* Beauty and the Beast -- The library was the only non-magical part of the enchanted castle, ironically.
* "National Treasure" movie has a few important library scenes
* A Certain Magical Index -- Anime / Light Novel: the female lead "Index" is literally a character who had a library implanted inside of her.
* The Mystic Archives of Dantalian -- Anime / Light Novel: Another one where the female lead is a library of sorts. She's more bookwormish than Index, and actually hangs out at a normal Library most of the time.
* Read or Die -- Another anime with library / paper themed superpowers
* Harry Potter -- So many shenanigans happen in the Hogwarts library, I don't even know where to start.
* Full Metal Alchemist -- The librarian was instrumental to the plot. Its mostly an action show, but there was a period where they had to research some stuff at the Alchemist's library.
* The Ancient Magus' Bride -- I wasn't too fond of the show in general, so I haven't seen it all yet. But there was a very memorable magical library episode. Effectively, the magic library was a trap which can only be escaped if the human receives something from inside. The lead character kept returning to the library (her personal life sucked, so she needed an escape), while the Librarian would continuously give her something so that she could escape each time. When the Librarian ran out of things to give her, he rips up the magical library card (hoping she never returns again). Unfortunately, the lead character is adept in magic and finds her way back even without the library card, to a disastrous consequence.
* The Hitchhiker's Guide to the Galaxy -- A classic, is it not? I guess its a single book that they're working with, but the singular book is magic-space tech that has all the information you could ever need. So its basically a library.
* Ender's Game -- Honorable Mention. Ender's video game with the giant that he plays by himself effectively functions as a library. Its where Ender has self-reflection, and where the malevolent forces push Ender towards one direction of his psyche. Its as much of a "Library" as the "Pagemaster" was IMO.
EDIT: Apparently 'The Pagemaster' is a book in of itself, and is listed in the article. I didn't know that. Harry Potter was also on their list.
I would argue that there were better anime out there, but they are difficult to get through and may require a good understanding of "anime culture". Ex: When they Cry, or Madoka Magica I would argue are superior.
When they Cry requires a general understanding of visual-novel harem style stories, while Madoka Magica requires a strong understanding of the typical Magical Girl plotline (Sailor Moon, Cardcaptors, Lyrical Girl Nanoha are pretty much required watching BEFORE you watch Madoka Magica)
In contrast: FMA: Brotherhood is self-sufficient.

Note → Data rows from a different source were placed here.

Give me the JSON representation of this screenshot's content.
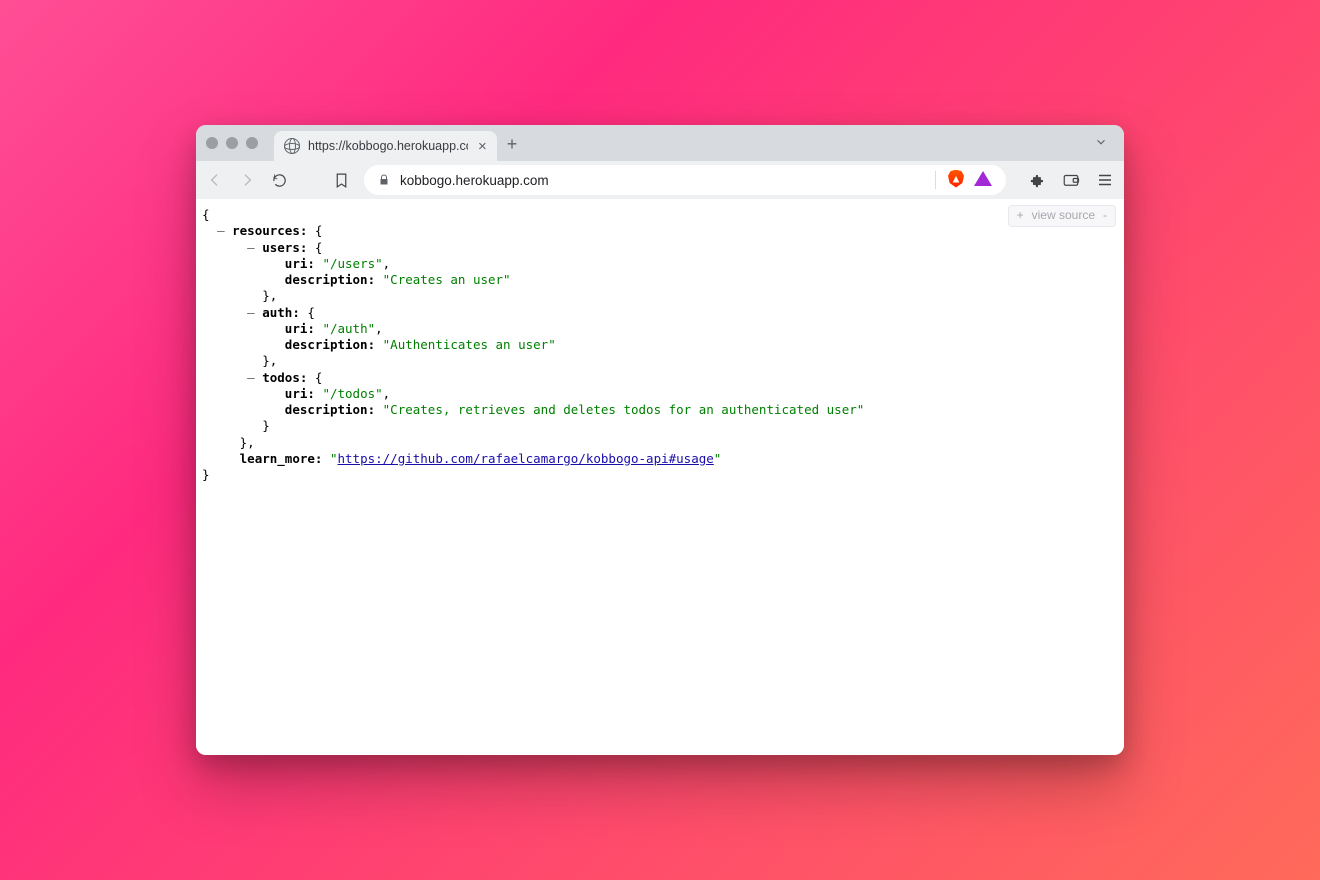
{
  "tab": {
    "title": "https://kobbogo.herokuapp.com"
  },
  "address": {
    "url": "kobbogo.herokuapp.com"
  },
  "viewsource": {
    "plus": "+",
    "label": "view source",
    "minus": "-"
  },
  "json": {
    "resources_key": "resources:",
    "users_key": "users:",
    "uri_key": "uri:",
    "description_key": "description:",
    "auth_key": "auth:",
    "todos_key": "todos:",
    "learn_more_key": "learn_more:",
    "users_uri": "\"/users\"",
    "users_desc": "\"Creates an user\"",
    "auth_uri": "\"/auth\"",
    "auth_desc": "\"Authenticates an user\"",
    "todos_uri": "\"/todos\"",
    "todos_desc": "\"Creates, retrieves and deletes todos for an authenticated user\"",
    "learn_more_url": "https://github.com/rafaelcamargo/kobbogo-api#usage"
  }
}
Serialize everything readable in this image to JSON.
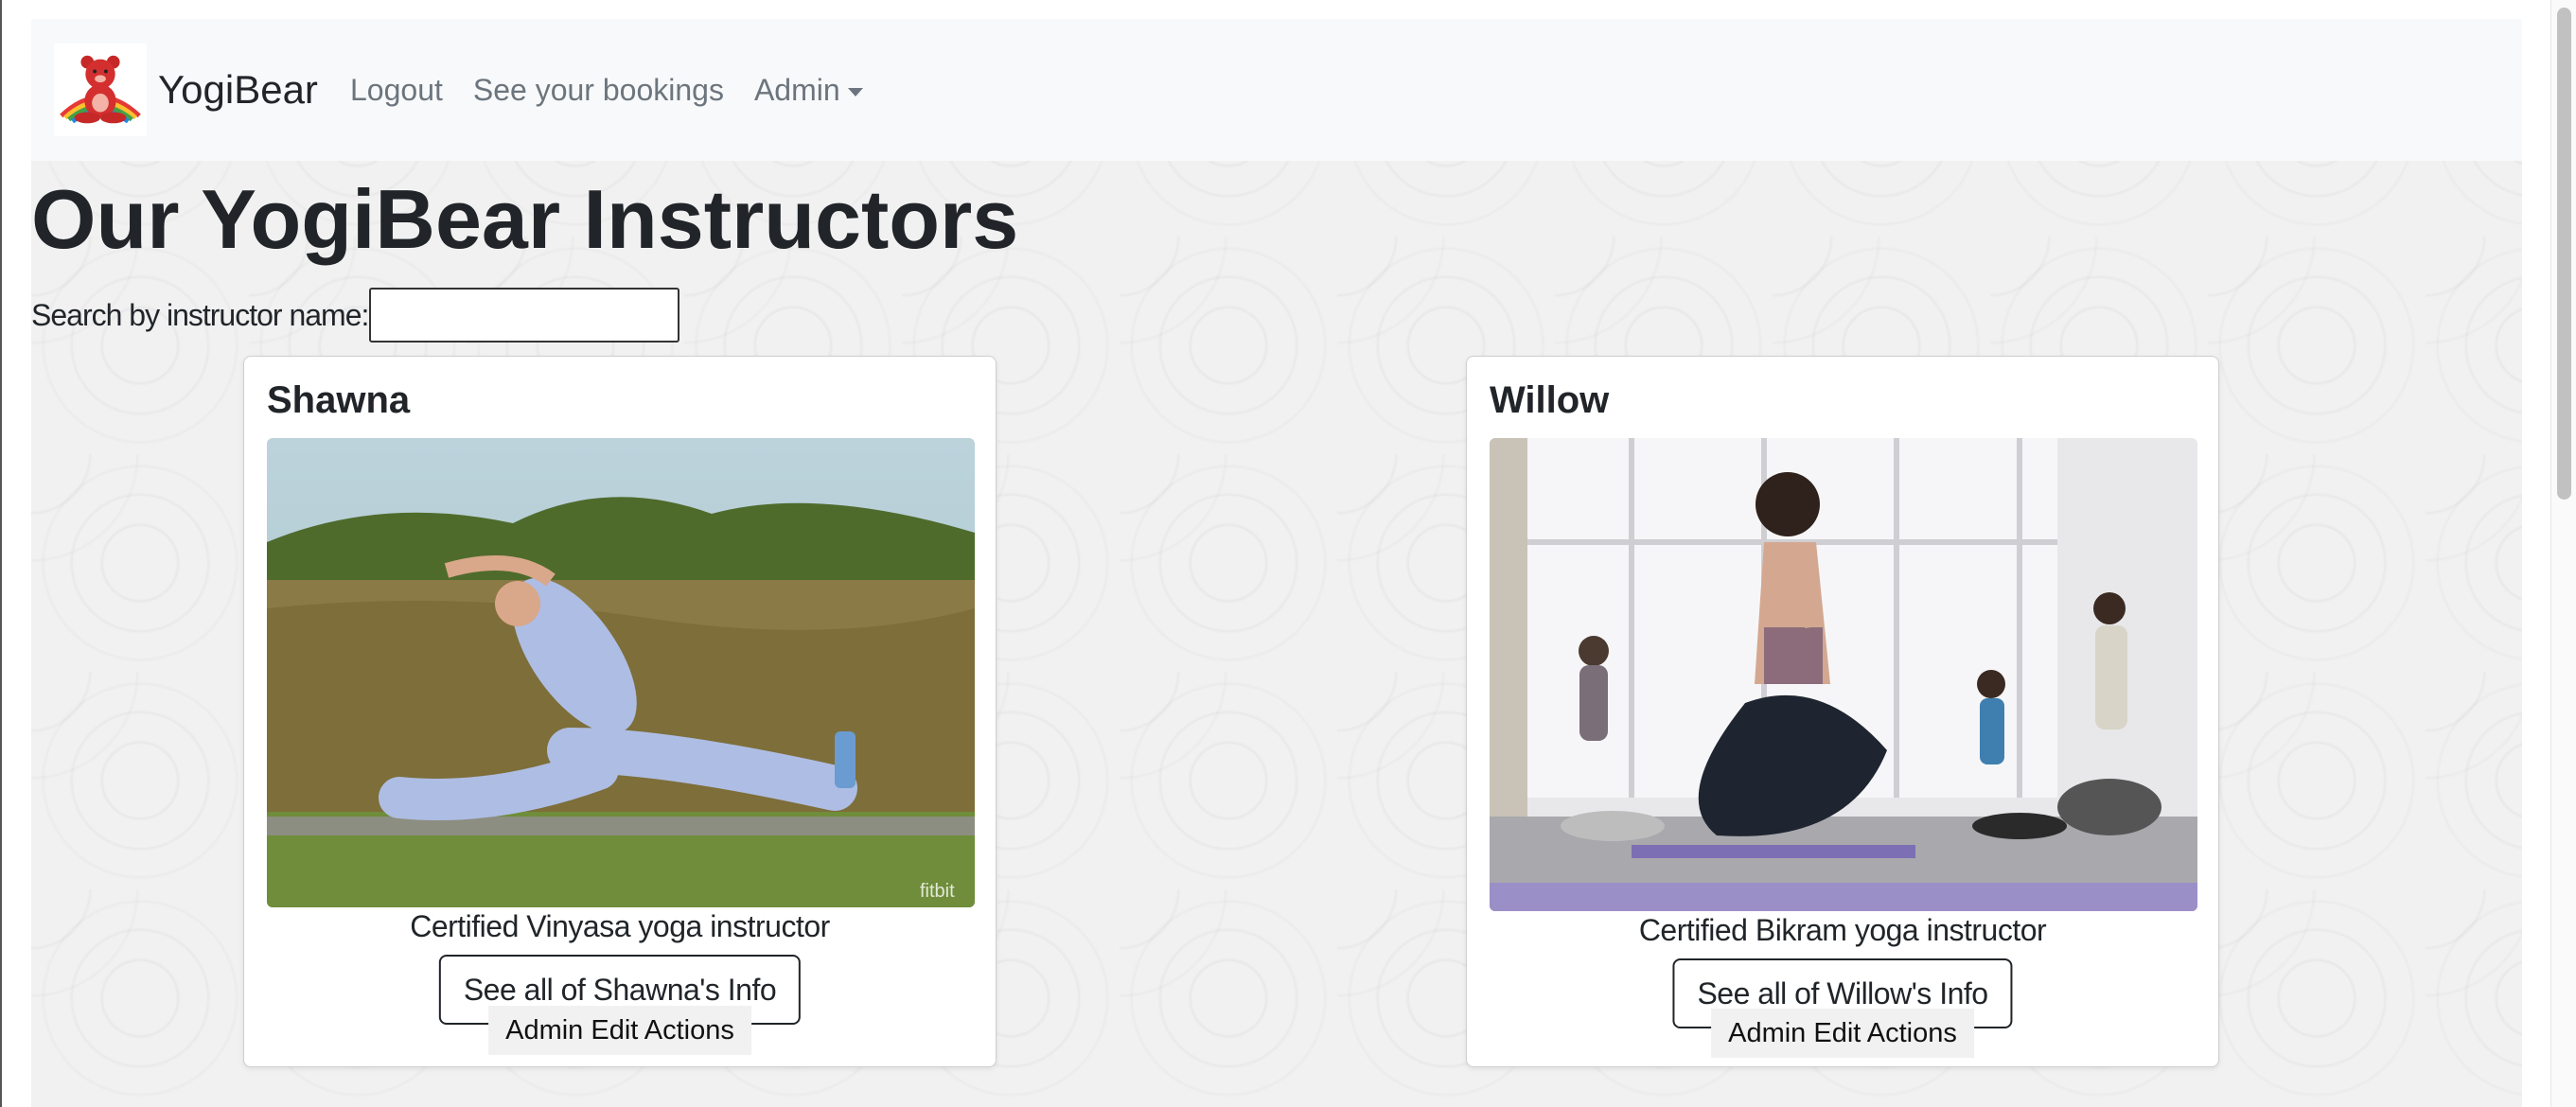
{
  "navbar": {
    "brand_name": "YogiBear",
    "links": [
      {
        "label": "Logout"
      },
      {
        "label": "See your bookings"
      },
      {
        "label": "Admin"
      }
    ]
  },
  "page": {
    "title": "Our YogiBear Instructors"
  },
  "search": {
    "label": "Search by instructor name:",
    "value": "",
    "placeholder": ""
  },
  "instructors": [
    {
      "name": "Shawna",
      "description": "Certified Vinyasa yoga instructor",
      "info_button": "See all of Shawna's Info",
      "admin_button": "Admin Edit Actions",
      "photo_caption": "fitbit"
    },
    {
      "name": "Willow",
      "description": "Certified Bikram yoga instructor",
      "info_button": "See all of Willow's Info",
      "admin_button": "Admin Edit Actions"
    }
  ],
  "colors": {
    "navbar_bg": "#f8f9fa",
    "page_bg": "#f1f1f1",
    "text": "#212529",
    "nav_link": "#6c757d"
  }
}
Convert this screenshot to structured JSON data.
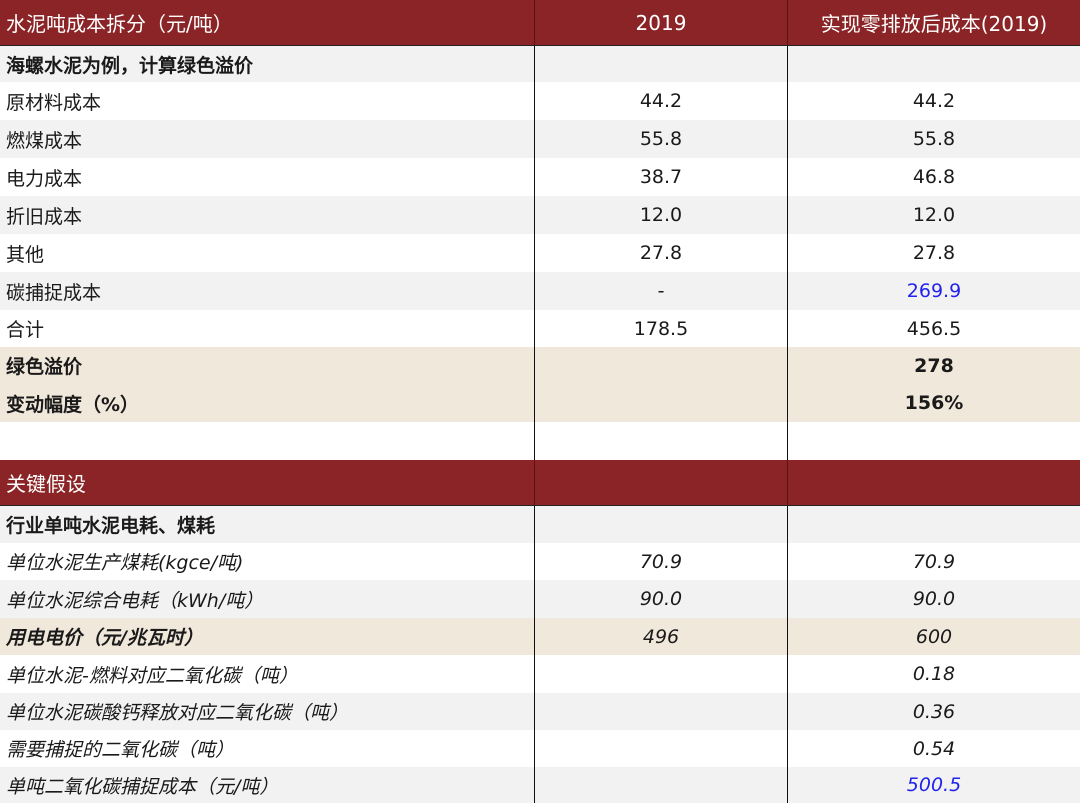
{
  "header": {
    "col0": "水泥吨成本拆分（元/吨）",
    "col1": "2019",
    "col2": "实现零排放后成本(2019)"
  },
  "section1_title": "海螺水泥为例，计算绿色溢价",
  "cost_rows": [
    {
      "label": "原材料成本",
      "v2019": "44.2",
      "vzero": "44.2"
    },
    {
      "label": "燃煤成本",
      "v2019": "55.8",
      "vzero": "55.8"
    },
    {
      "label": "电力成本",
      "v2019": "38.7",
      "vzero": "46.8"
    },
    {
      "label": "折旧成本",
      "v2019": "12.0",
      "vzero": "12.0"
    },
    {
      "label": "其他",
      "v2019": "27.8",
      "vzero": "27.8"
    },
    {
      "label": "碳捕捉成本",
      "v2019": "-",
      "vzero": "269.9"
    },
    {
      "label": "合计",
      "v2019": "178.5",
      "vzero": "456.5"
    }
  ],
  "premium": {
    "label": "绿色溢价",
    "value": "278"
  },
  "change": {
    "label": "变动幅度（%）",
    "value": "156%"
  },
  "header2": {
    "col0": "关键假设"
  },
  "section2_title": "行业单吨水泥电耗、煤耗",
  "assumptions": [
    {
      "label": "单位水泥生产煤耗(kgce/吨)",
      "v2019": "70.9",
      "vzero": "70.9"
    },
    {
      "label": "单位水泥综合电耗（kWh/吨）",
      "v2019": "90.0",
      "vzero": "90.0"
    },
    {
      "label": "用电电价（元/兆瓦时）",
      "v2019": "496",
      "vzero": "600"
    },
    {
      "label": "单位水泥-燃料对应二氧化碳（吨）",
      "v2019": "",
      "vzero": "0.18"
    },
    {
      "label": "单位水泥碳酸钙释放对应二氧化碳（吨）",
      "v2019": "",
      "vzero": "0.36"
    },
    {
      "label": "需要捕捉的二氧化碳（吨）",
      "v2019": "",
      "vzero": "0.54"
    },
    {
      "label": "单吨二氧化碳捕捉成本（元/吨）",
      "v2019": "",
      "vzero": "500.5"
    }
  ],
  "colors": {
    "header_bg": "#8b2426",
    "highlight_bg": "#f1e8dc",
    "stripe_bg": "#f2f2f2",
    "link_blue": "#2222ee"
  }
}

You can enter the show without knowing anything about anime and enjoy it. The only "risk" I have with the show is the chibi-styles / super-cartoony that they push randomly.
Its otherwise a very serious plot, with some quite dramatic moments. So a lot of people feel it to be bipolar since it also uses "cartoon physics" on occasion.
The Hitchhiker's Guide to the Galaxy... has all the information you could ever need
New-Who has some fairly questionable episodes, but this one, the first of a two parter, is actually quite good.